We work very closely with the forensic science team, so the students study a number of forensic modules in the first and second year. They are given the opportunity to shadow a Crime Scene Investigator (CSI) as part of the Lancashire Forensic Science Academy through UCLan’s partnership with Lancashire Police. They also have the opportunity in the second year to go on an Erasmus exchange programme. In the second semester of the second year, they can choose to go to a number of European countries along opportunities to study in Australia and the USA as well. The students study similar policing or law based modules that are compatible with the PCI course. In terms of CV building, it enhances employability for them clearly, because it allows them to see how other cultures live and the different issues that foreign police forces face. Students often come back from these experiences really well-rounded and more confident, which I know from employers is a big tick. Alongside these opportunities, we also actively encourage students to take on volunteering roles such as to join the police specials constabulary. We help support students through the application process alongside their studies.

What support is given to students if they choose to study abroad?

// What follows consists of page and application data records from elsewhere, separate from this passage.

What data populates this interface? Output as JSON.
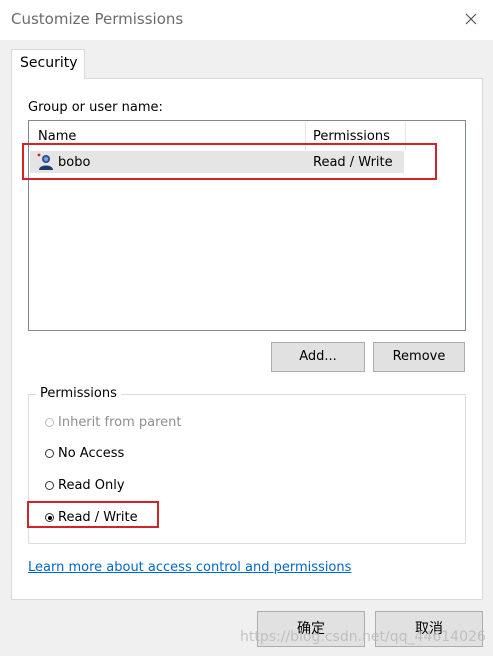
{
  "window": {
    "title": "Customize Permissions"
  },
  "tabs": [
    {
      "label": "Security"
    }
  ],
  "users": {
    "label": "Group or user name:",
    "columns": {
      "name": "Name",
      "permissions": "Permissions"
    },
    "rows": [
      {
        "name": "bobo",
        "permission": "Read / Write",
        "icon": "user-icon"
      }
    ],
    "add_label": "Add...",
    "remove_label": "Remove"
  },
  "permissions": {
    "legend": "Permissions",
    "options": [
      {
        "label": "Inherit from parent",
        "enabled": false,
        "checked": false
      },
      {
        "label": "No Access",
        "enabled": true,
        "checked": false
      },
      {
        "label": "Read Only",
        "enabled": true,
        "checked": false
      },
      {
        "label": "Read / Write",
        "enabled": true,
        "checked": true
      }
    ]
  },
  "help_link": "Learn more about access control and permissions",
  "footer": {
    "ok_label": "确定",
    "cancel_label": "取消"
  },
  "watermark": "https://blog.csdn.net/qq_44614026",
  "colors": {
    "highlight_border": "#d2232a",
    "link": "#0066cc"
  }
}
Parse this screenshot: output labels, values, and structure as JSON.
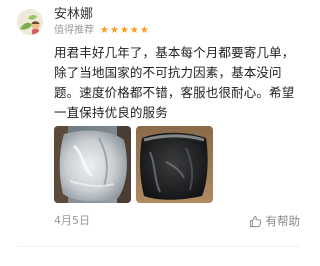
{
  "reviewer": {
    "name": "安林娜",
    "recommend_label": "值得推荐",
    "rating": 5,
    "star_color": "#ff9a1f"
  },
  "review": {
    "lines": [
      "用君丰好几年了，基本每个月都要寄几单，",
      "除了当地国家的不可抗力因素，基本没问",
      "题。速度价格都不错，客服也很耐心。希望",
      "一直保持优良的服务"
    ]
  },
  "photos": [
    {
      "icon": "package-photo-light"
    },
    {
      "icon": "package-photo-dark"
    }
  ],
  "footer": {
    "date": "4月5日",
    "helpful_label": "有帮助",
    "helpful_icon": "thumbs-up-icon"
  }
}
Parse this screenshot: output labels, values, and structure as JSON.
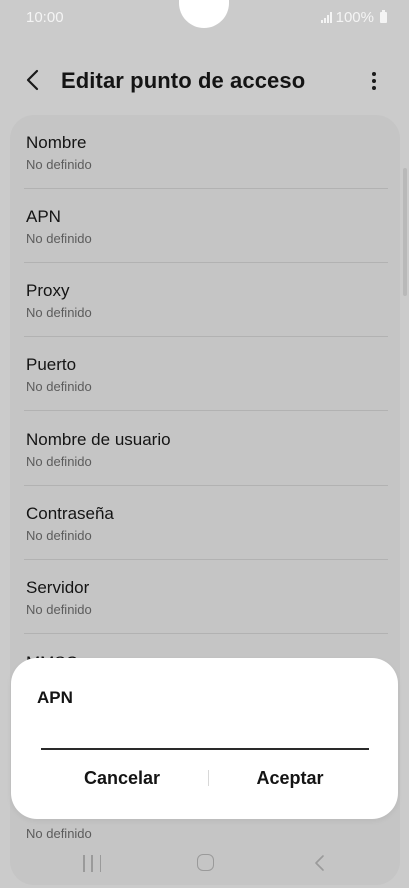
{
  "status_bar": {
    "time": "10:00",
    "battery": "100%"
  },
  "header": {
    "title": "Editar punto de acceso"
  },
  "list": {
    "items": [
      {
        "title": "Nombre",
        "value": "No definido"
      },
      {
        "title": "APN",
        "value": "No definido"
      },
      {
        "title": "Proxy",
        "value": "No definido"
      },
      {
        "title": "Puerto",
        "value": "No definido"
      },
      {
        "title": "Nombre de usuario",
        "value": "No definido"
      },
      {
        "title": "Contraseña",
        "value": "No definido"
      },
      {
        "title": "Servidor",
        "value": "No definido"
      },
      {
        "title": "MMSC",
        "value": "No definido"
      }
    ]
  },
  "dialog": {
    "title": "APN",
    "input_value": "",
    "cancel_label": "Cancelar",
    "accept_label": "Aceptar"
  },
  "colors": {
    "dim_background": "#cbcbcb",
    "card_background": "#c5c5c5",
    "dialog_background": "#ffffff",
    "text_primary": "#141414",
    "text_secondary": "#5c5c5c"
  },
  "icons": {
    "back": "back-arrow-icon",
    "more": "more-vertical-icon",
    "signal": "signal-icon",
    "battery": "battery-icon",
    "nav_recent": "recent-apps-icon",
    "nav_home": "home-icon",
    "nav_back": "nav-back-icon"
  }
}
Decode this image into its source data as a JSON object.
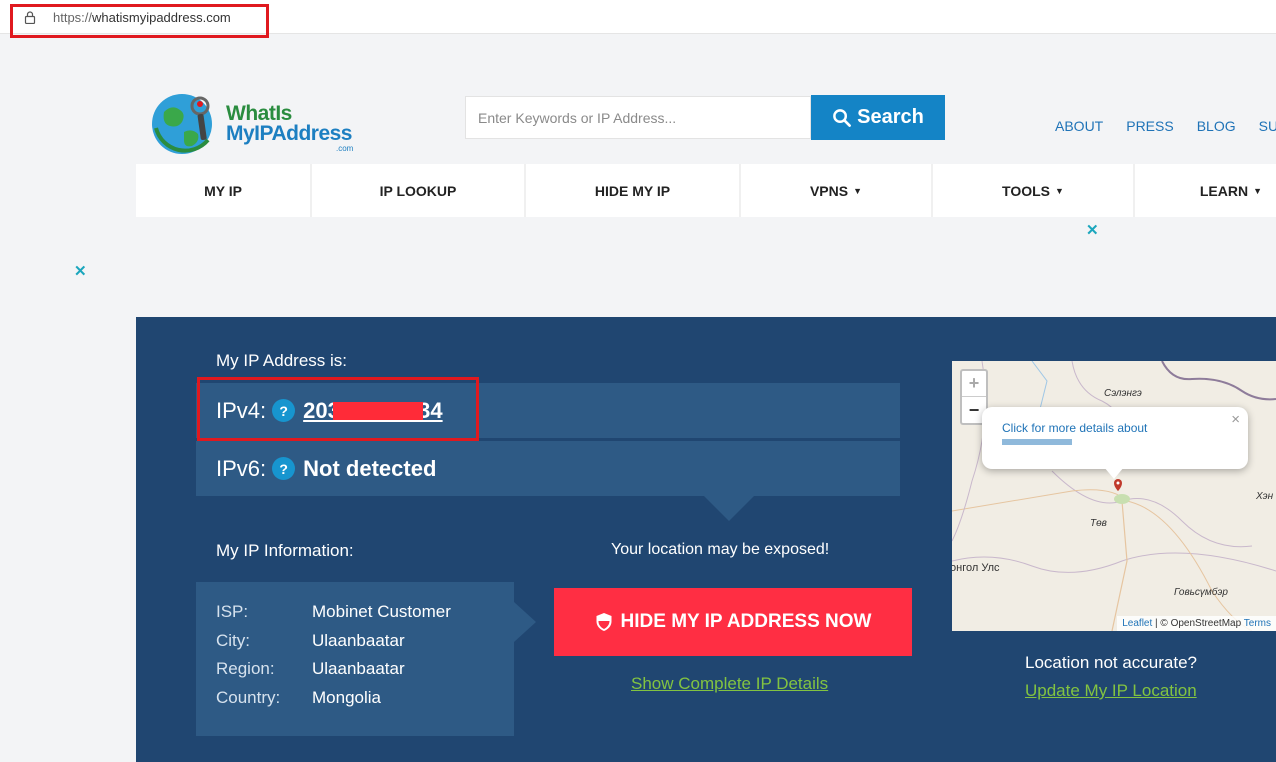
{
  "browser": {
    "url_protocol": "https://",
    "url_host": "whatismyipaddress.com"
  },
  "logo": {
    "line1": "WhatIs",
    "line2": "MyIPAddress",
    "line3": ".com"
  },
  "search": {
    "placeholder": "Enter Keywords or IP Address...",
    "button_label": "Search"
  },
  "toplinks": [
    "ABOUT",
    "PRESS",
    "BLOG",
    "SUP"
  ],
  "nav": {
    "items": [
      {
        "label": "MY IP",
        "dropdown": false
      },
      {
        "label": "IP LOOKUP",
        "dropdown": false
      },
      {
        "label": "HIDE MY IP",
        "dropdown": false
      },
      {
        "label": "VPNS",
        "dropdown": true
      },
      {
        "label": "TOOLS",
        "dropdown": true
      },
      {
        "label": "LEARN",
        "dropdown": true
      }
    ],
    "caret": "▼"
  },
  "ad": {
    "close_glyph": "✕"
  },
  "main": {
    "my_ip_label": "My IP Address is:",
    "ipv4": {
      "label": "IPv4:",
      "value": "203.34.112.34",
      "help": "?"
    },
    "ipv6": {
      "label": "IPv6:",
      "value": "Not detected",
      "help": "?"
    },
    "info_label": "My IP Information:",
    "info": [
      {
        "key": "ISP:",
        "value": "Mobinet Customer"
      },
      {
        "key": "City:",
        "value": "Ulaanbaatar"
      },
      {
        "key": "Region:",
        "value": "Ulaanbaatar"
      },
      {
        "key": "Country:",
        "value": "Mongolia"
      }
    ],
    "exposed_text": "Your location may be exposed!",
    "hide_button": "HIDE MY IP ADDRESS NOW",
    "details_link": "Show Complete IP Details",
    "location_question": "Location not accurate?",
    "update_link": "Update My IP Location"
  },
  "map": {
    "zoom_in": "+",
    "zoom_out": "−",
    "popup_text": "Click for more details about",
    "popup_close": "×",
    "labels": [
      "Сэлэнгэ",
      "Хэн",
      "Төв",
      "онгол Улс",
      "Говьсүмбэр"
    ],
    "attribution": {
      "leaflet": "Leaflet",
      "sep": " | © OpenStreetMap ",
      "terms": "Terms"
    }
  },
  "colors": {
    "panel": "#204671",
    "panel_light": "#2e5a85",
    "accent_blue": "#1484c6",
    "hide_red": "#ff2e43",
    "link_green": "#82c341",
    "highlight_red": "#e0191f"
  }
}
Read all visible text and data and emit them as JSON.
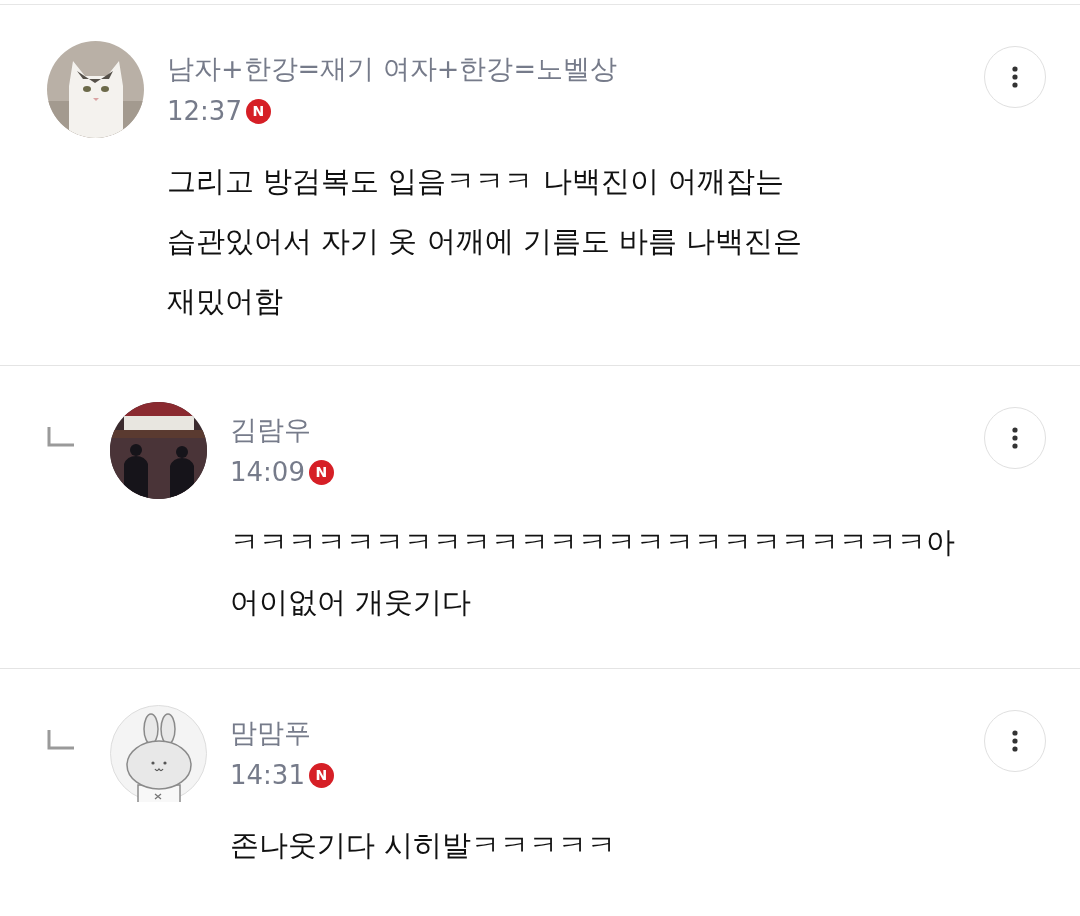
{
  "comments": [
    {
      "kind": "comment",
      "avatar": {
        "kind": "cat"
      },
      "author": "남자+한강=재기 여자+한강=노벨상",
      "time": "12:37",
      "badge": "N",
      "lines": [
        "그리고 방검복도 입음ㅋㅋㅋ 나백진이 어깨잡는",
        "습관있어서 자기 옷 어깨에 기름도 바름 나백진은",
        "재밌어함"
      ]
    },
    {
      "kind": "reply",
      "avatar": {
        "kind": "people"
      },
      "author": "김람우",
      "time": "14:09",
      "badge": "N",
      "lines": [
        "ㅋㅋㅋㅋㅋㅋㅋㅋㅋㅋㅋㅋㅋㅋㅋㅋㅋㅋㅋㅋㅋㅋㅋㅋ아",
        "어이없어 개웃기다"
      ]
    },
    {
      "kind": "reply",
      "avatar": {
        "kind": "rabbit"
      },
      "author": "맘맘푸",
      "time": "14:31",
      "badge": "N",
      "lines": [
        "존나웃기다 시히발ㅋㅋㅋㅋㅋ"
      ]
    }
  ]
}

They are guided through the entire process before they go. Often a number of students from the course choose to go to the same country, so it’s also very rare that they would go on their own, they have a group of peers as a support network as well. Tutors also go out and visit them in the country of their choice during that period to ensure there aren’t any issues and we are always in email contact if required. Our partner institutions abroad are very supportive terms of helping with funding and accommodation or any other welfare needs.

What’s the mix of support and independent study like on this course?

Clearly at university, students are required to do more independent study than they perhaps would have been used to at their further education college or school. However, all of the lecturers on this course operate on an open-door policy and offer support when needed.  Each student is assigned an academic advisor who stays with them throughout their time at university where welfare issues are also addressed alongside academic support. The students have feedback that the PCI team are all friendly and approachable and we’re here to help them.

For anyone looking at coming to UCLan to study Police and Criminal Investigation, what would your advice be to them?

Come and see us! Feel free to come and see what we have to offer at one the Open Days. We have some fantastic facilities, such as the Hydra Immersive Learning Suite where the students deal with realistic experiences and scenarios that they can learn through. With our varied and extensive modular course, coupled with a team of experienced academic staff, we feel we have a fantastic undergraduate learning programme. It’s a unique course, we all enjoy being here and we look forward to seeing anyone who wants to be a part of UCLan.

18 June 2018